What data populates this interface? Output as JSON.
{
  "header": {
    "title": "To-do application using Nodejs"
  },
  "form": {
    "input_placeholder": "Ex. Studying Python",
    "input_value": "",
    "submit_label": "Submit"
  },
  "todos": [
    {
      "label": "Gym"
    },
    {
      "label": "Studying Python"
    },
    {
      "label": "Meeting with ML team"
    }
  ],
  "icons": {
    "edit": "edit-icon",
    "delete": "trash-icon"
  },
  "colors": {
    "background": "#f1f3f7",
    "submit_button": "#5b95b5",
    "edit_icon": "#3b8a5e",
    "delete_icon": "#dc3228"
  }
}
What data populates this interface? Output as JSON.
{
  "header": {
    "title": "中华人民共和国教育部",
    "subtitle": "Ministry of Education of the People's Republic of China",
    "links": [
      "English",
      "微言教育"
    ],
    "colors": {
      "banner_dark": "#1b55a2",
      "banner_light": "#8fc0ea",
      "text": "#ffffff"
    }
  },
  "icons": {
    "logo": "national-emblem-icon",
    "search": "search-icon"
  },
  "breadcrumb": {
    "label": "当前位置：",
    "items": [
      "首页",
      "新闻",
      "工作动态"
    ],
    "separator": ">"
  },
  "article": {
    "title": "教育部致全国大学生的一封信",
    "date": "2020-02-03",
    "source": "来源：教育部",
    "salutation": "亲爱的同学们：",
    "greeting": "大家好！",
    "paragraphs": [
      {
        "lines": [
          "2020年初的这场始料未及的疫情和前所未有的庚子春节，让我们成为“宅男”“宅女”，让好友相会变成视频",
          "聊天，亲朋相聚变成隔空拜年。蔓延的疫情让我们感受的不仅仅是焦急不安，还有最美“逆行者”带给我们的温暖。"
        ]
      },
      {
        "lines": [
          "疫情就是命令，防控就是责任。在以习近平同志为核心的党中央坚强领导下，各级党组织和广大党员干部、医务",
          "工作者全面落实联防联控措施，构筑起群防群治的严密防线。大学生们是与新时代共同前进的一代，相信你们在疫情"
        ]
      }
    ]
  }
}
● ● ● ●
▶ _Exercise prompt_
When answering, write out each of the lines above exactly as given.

▶ _Finished exercise_
What data populates this interface? Output as JSON.
{
  "header": {
    "title": "To-do application using Nodejs"
  },
  "form": {
    "input_placeholder": "Ex. Studying Python",
    "input_value": "",
    "submit_label": "Submit"
  },
  "todos": [
    {
      "label": "Gym"
    },
    {
      "label": "Studying Python"
    },
    {
      "label": "Meeting with ML team"
    }
  ],
  "icons": {
    "edit": "edit-icon",
    "delete": "trash-icon"
  },
  "colors": {
    "background": "#f1f3f7",
    "submit_button": "#5b95b5",
    "edit_icon": "#3b8a5e",
    "delete_icon": "#dc3228"
  }
}
What data populates this interface? Output as JSON.
{
  "header": {
    "title": "中华人民共和国教育部",
    "subtitle": "Ministry of Education of the People's Republic of China",
    "links": [
      "English",
      "微言教育"
    ],
    "colors": {
      "banner_dark": "#1b55a2",
      "banner_light": "#8fc0ea",
      "text": "#ffffff"
    }
  },
  "icons": {
    "logo": "national-emblem-icon",
    "search": "search-icon"
  },
  "breadcrumb": {
    "label": "当前位置：",
    "items": [
      "首页",
      "新闻",
      "工作动态"
    ],
    "separator": ">"
  },
  "article": {
    "title": "教育部致全国大学生的一封信",
    "date": "2020-02-03",
    "source": "来源：教育部",
    "salutation": "亲爱的同学们：",
    "greeting": "大家好！",
    "paragraphs": [
      {
        "lines": [
          "2020年初的这场始料未及的疫情和前所未有的庚子春节，让我们成为“宅男”“宅女”，让好友相会变成视频",
          "聊天，亲朋相聚变成隔空拜年。蔓延的疫情让我们感受的不仅仅是焦急不安，还有最美“逆行者”带给我们的温暖。"
        ]
      },
      {
        "lines": [
          "疫情就是命令，防控就是责任。在以习近平同志为核心的党中央坚强领导下，各级党组织和广大党员干部、医务",
          "工作者全面落实联防联控措施，构筑起群防群治的严密防线。大学生们是与新时代共同前进的一代，相信你们在疫情"
        ]
      }
    ]
  }
}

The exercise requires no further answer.